Adverse hemodynamic effects of intravenous disopyramide compared with quinidine in conscious dogs.

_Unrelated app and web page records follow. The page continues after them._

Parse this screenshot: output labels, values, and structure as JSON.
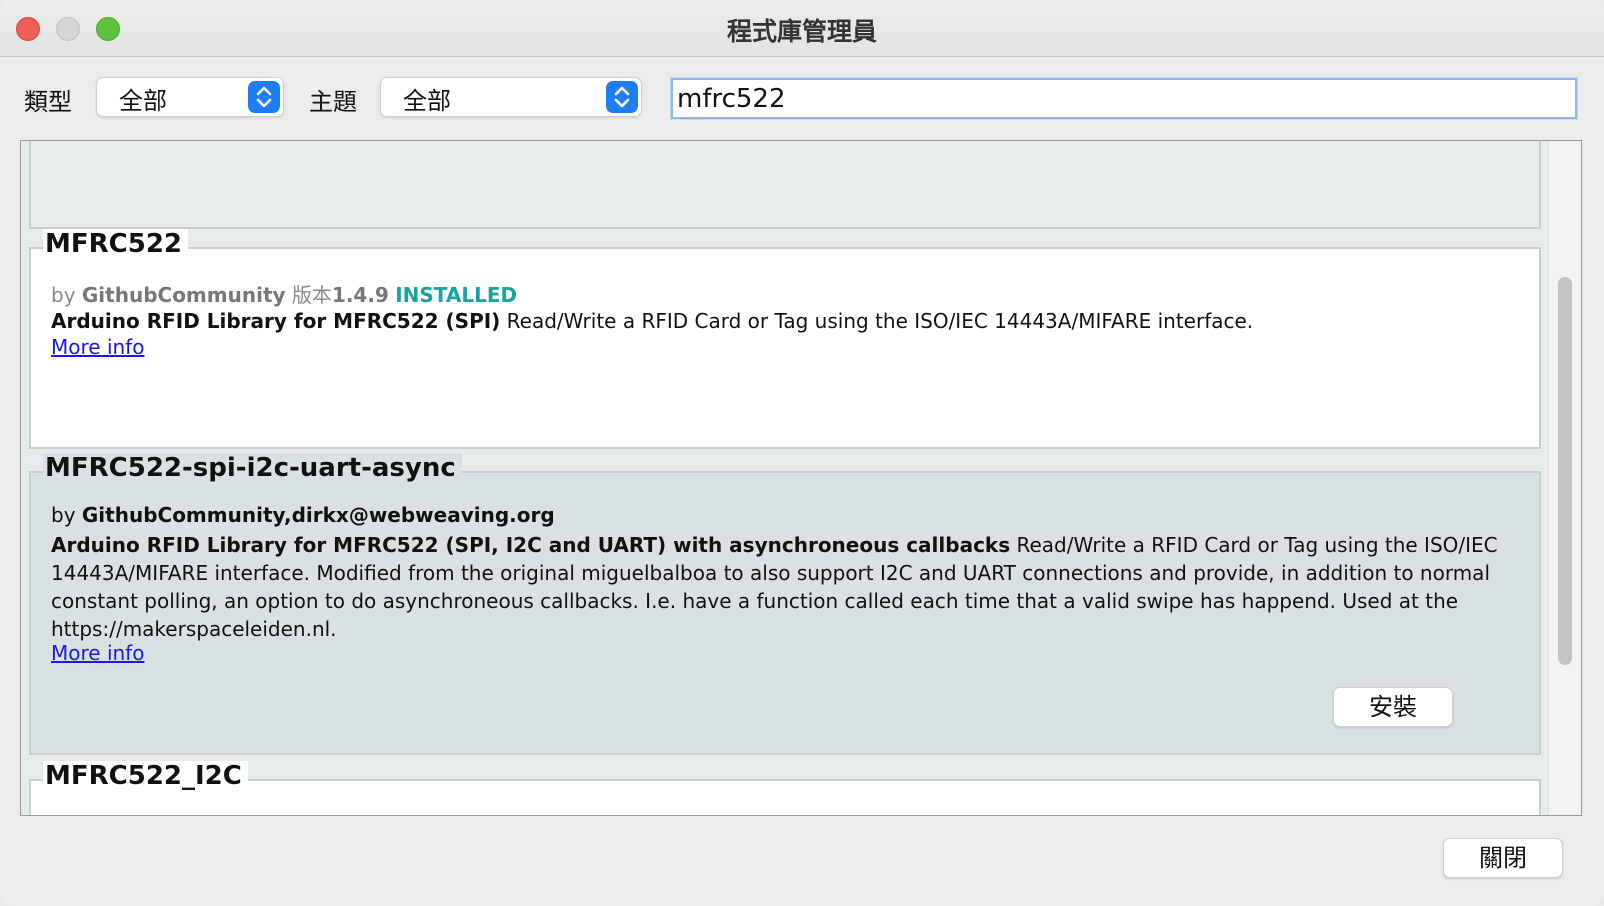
{
  "window": {
    "title": "程式庫管理員"
  },
  "filters": {
    "type_label": "類型",
    "type_value": "全部",
    "topic_label": "主題",
    "topic_value": "全部",
    "search_value": "mfrc522"
  },
  "libraries": [
    {
      "name": "MFRC522",
      "by_label": "by",
      "author": "GithubCommunity",
      "version_label": "版本",
      "version": "1.4.9",
      "status": "INSTALLED",
      "summary": "Arduino RFID Library for MFRC522 (SPI)",
      "description": "Read/Write a RFID Card or Tag using the ISO/IEC 14443A/MIFARE interface.",
      "more_info": "More info"
    },
    {
      "name": "MFRC522-spi-i2c-uart-async",
      "by_label": "by",
      "author": "GithubCommunity,dirkx@webweaving.org",
      "summary": "Arduino RFID Library for MFRC522 (SPI, I2C and UART) with asynchroneous callbacks",
      "description": "Read/Write a RFID Card or Tag using the ISO/IEC 14443A/MIFARE interface. Modified from the original miguelbalboa to also support I2C and UART connections and provide, in addition to normal constant polling, an option to do asynchroneous callbacks. I.e. have a function called each time that a valid swipe has happend. Used at the https://makerspaceleiden.nl.",
      "more_info": "More info",
      "install_label": "安裝"
    },
    {
      "name": "MFRC522_I2C"
    }
  ],
  "footer": {
    "close_label": "關閉"
  },
  "colors": {
    "accent": "#1f7ef5",
    "installed": "#1aa3a3",
    "link": "#1a1ae6"
  }
}
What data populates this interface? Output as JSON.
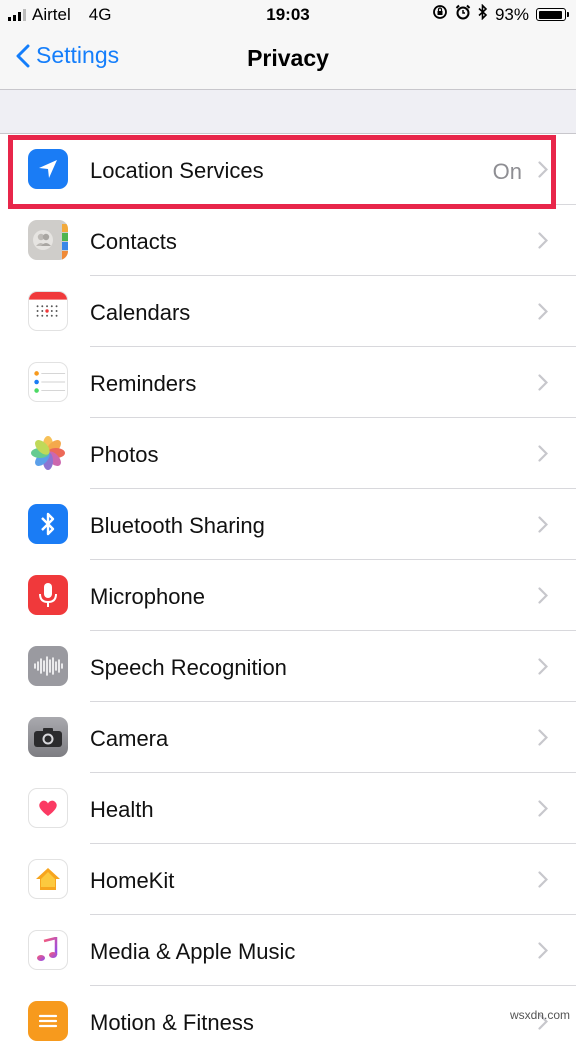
{
  "status_bar": {
    "carrier": "Airtel",
    "network": "4G",
    "time": "19:03",
    "battery_percent": "93%",
    "battery_level": 0.93,
    "icons": [
      "signal-icon",
      "rotation-lock-icon",
      "alarm-icon",
      "bluetooth-icon",
      "battery-icon"
    ]
  },
  "nav": {
    "back_label": "Settings",
    "title": "Privacy"
  },
  "rows": [
    {
      "label": "Location Services",
      "value": "On",
      "icon": "location-arrow-icon",
      "color": "#1a7cf5"
    },
    {
      "label": "Contacts",
      "value": "",
      "icon": "contacts-icon",
      "color": "#c9c7c4"
    },
    {
      "label": "Calendars",
      "value": "",
      "icon": "calendar-icon",
      "color": "#ffffff"
    },
    {
      "label": "Reminders",
      "value": "",
      "icon": "reminders-icon",
      "color": "#ffffff"
    },
    {
      "label": "Photos",
      "value": "",
      "icon": "photos-icon",
      "color": "#ffffff"
    },
    {
      "label": "Bluetooth Sharing",
      "value": "",
      "icon": "bluetooth-icon",
      "color": "#1a7cf5"
    },
    {
      "label": "Microphone",
      "value": "",
      "icon": "microphone-icon",
      "color": "#f0393b"
    },
    {
      "label": "Speech Recognition",
      "value": "",
      "icon": "waveform-icon",
      "color": "#9a9aa0"
    },
    {
      "label": "Camera",
      "value": "",
      "icon": "camera-icon",
      "color": "#8e8e93"
    },
    {
      "label": "Health",
      "value": "",
      "icon": "heart-icon",
      "color": "#ffffff"
    },
    {
      "label": "HomeKit",
      "value": "",
      "icon": "home-icon",
      "color": "#ffffff"
    },
    {
      "label": "Media & Apple Music",
      "value": "",
      "icon": "music-note-icon",
      "color": "#ffffff"
    },
    {
      "label": "Motion & Fitness",
      "value": "",
      "icon": "motion-icon",
      "color": "#f79a1d"
    }
  ],
  "highlight_color": "#e8264a",
  "watermark": "wsxdn.com"
}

Disopyramide resembles quinidine electrophysiologically, but its effect on left ventricular function has not been clarified. Twelve awake dogs were instrumented for measurement of cardiac output, left ventricular pressure and its maximal first derivative (dP/dt max), and left atrial and aortic pressures. Disopyramide or quinidine at identical, clinically relevant doses (1 and 5 mg/kg i.v.) was infused over 5 minutes at each level. Peak changes after disopyramide 1 mg/kg included increases in heart rate (34%), mean aortic pressure (24%) and systemic vascular resistance (33%), and decreases in stroke volume (16%) and dP/dt max (19%). With disopyramide at 5 mg/kg these changes were of greater magnitude (e.g., dP/dt -- 36%). Quinidine at both doses caused no changes except a 13% decrease in vascular resistance at 5 mg/kg. Heart rate with disopyramide increased after propranolol (1 mg/kg i.v.), was unchanged after atropine (0.1 mg/kg i.v.), and slowed after propranolol and atropine. Phenoxybenzamine (2 mg/kg i.v.) did not prevent the rise in systemic vascular resistance produced by disopyramide. Thus, disopyramide in clinical dosages exerts opposing direct and indirect effects on cardiac pacemakers and, unlike quinidine, is a potent myocardial depressant and vasoconstrictor in the conscious dog.
- Copyright © 1979 by American Heart Association